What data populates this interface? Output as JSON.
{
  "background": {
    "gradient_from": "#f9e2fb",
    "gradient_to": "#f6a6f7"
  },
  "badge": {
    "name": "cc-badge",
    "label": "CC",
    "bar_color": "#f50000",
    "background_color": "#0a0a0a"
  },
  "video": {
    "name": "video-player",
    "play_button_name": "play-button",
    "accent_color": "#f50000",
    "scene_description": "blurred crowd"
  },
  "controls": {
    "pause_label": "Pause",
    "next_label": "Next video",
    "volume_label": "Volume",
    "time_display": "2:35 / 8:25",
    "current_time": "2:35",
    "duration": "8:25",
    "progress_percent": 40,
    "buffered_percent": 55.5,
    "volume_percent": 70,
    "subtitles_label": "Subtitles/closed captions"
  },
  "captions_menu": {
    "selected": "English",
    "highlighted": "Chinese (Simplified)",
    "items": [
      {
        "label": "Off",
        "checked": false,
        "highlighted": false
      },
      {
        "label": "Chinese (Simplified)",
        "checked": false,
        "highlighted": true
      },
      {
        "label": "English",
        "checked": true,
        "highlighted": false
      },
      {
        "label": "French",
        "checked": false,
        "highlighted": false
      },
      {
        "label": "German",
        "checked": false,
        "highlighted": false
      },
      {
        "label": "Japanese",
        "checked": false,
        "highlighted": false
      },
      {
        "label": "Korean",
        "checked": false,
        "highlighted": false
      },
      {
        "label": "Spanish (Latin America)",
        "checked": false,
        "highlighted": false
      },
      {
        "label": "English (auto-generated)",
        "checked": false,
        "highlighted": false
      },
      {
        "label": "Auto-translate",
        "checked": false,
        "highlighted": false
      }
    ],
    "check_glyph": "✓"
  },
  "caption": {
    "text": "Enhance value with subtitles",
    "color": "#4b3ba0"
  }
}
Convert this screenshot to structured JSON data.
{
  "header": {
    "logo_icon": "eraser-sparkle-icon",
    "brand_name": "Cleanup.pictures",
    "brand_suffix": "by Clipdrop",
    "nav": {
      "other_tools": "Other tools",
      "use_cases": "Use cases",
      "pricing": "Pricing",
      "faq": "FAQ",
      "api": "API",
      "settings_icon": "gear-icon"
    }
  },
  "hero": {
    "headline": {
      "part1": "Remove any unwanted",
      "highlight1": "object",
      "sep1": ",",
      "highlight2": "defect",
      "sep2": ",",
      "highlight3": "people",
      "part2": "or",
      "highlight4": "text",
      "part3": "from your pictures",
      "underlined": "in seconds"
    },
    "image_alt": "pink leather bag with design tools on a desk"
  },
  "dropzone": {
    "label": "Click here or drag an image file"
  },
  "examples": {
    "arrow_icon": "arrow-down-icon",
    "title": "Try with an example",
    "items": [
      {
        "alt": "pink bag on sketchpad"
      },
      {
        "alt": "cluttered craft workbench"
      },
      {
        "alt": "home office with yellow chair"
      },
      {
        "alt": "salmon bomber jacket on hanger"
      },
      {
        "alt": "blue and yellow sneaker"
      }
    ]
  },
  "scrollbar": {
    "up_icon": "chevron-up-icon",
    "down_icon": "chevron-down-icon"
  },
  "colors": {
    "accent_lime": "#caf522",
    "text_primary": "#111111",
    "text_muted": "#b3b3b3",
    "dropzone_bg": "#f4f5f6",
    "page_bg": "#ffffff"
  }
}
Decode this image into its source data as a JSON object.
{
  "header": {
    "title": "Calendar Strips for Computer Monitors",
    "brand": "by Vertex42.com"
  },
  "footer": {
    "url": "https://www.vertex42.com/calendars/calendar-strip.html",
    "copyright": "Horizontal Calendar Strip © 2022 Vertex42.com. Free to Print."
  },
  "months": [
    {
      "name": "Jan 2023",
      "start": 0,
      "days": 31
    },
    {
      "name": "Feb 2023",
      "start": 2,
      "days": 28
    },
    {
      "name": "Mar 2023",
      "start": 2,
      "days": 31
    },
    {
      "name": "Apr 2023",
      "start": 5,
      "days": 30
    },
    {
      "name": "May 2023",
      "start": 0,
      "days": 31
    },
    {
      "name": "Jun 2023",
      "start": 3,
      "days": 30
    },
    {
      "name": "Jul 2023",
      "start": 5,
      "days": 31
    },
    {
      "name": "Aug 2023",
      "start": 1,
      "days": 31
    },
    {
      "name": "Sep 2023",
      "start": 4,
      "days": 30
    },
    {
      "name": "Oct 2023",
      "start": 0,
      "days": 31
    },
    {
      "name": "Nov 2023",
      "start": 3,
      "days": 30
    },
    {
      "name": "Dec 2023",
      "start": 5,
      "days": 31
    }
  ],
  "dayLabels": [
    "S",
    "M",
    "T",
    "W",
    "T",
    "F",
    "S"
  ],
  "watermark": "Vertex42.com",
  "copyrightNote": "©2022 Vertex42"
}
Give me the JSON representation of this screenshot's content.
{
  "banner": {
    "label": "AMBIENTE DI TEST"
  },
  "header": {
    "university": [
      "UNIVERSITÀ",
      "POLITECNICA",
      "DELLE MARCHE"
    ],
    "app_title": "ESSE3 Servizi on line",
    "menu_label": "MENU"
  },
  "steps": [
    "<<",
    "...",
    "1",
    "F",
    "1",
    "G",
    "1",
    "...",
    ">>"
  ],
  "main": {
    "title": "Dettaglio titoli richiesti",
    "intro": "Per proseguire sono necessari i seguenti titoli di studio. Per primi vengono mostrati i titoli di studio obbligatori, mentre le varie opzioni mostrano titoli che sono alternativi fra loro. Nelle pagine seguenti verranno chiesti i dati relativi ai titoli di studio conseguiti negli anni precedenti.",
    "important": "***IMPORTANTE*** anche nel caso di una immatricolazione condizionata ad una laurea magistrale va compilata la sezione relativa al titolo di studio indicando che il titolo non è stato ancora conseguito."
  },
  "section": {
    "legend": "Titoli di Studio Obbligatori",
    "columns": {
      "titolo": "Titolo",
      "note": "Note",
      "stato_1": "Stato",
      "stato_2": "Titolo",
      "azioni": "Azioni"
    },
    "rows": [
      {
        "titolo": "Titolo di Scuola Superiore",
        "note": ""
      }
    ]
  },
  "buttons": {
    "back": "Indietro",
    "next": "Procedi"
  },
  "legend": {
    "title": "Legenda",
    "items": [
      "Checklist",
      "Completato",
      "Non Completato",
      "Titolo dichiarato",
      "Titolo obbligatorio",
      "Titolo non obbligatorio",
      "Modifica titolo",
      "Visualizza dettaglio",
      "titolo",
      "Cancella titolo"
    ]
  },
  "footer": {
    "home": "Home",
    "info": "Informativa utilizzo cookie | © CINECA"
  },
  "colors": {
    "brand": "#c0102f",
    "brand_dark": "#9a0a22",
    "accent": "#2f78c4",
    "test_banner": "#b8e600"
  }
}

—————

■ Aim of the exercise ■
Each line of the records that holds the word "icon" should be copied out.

■ Answer for this exercise ■
    "logo_icon": "eraser-sparkle-icon",
      "settings_icon": "gear-icon"
    "arrow_icon": "arrow-down-icon",
    "up_icon": "chevron-up-icon",
    "down_icon": "chevron-down-icon"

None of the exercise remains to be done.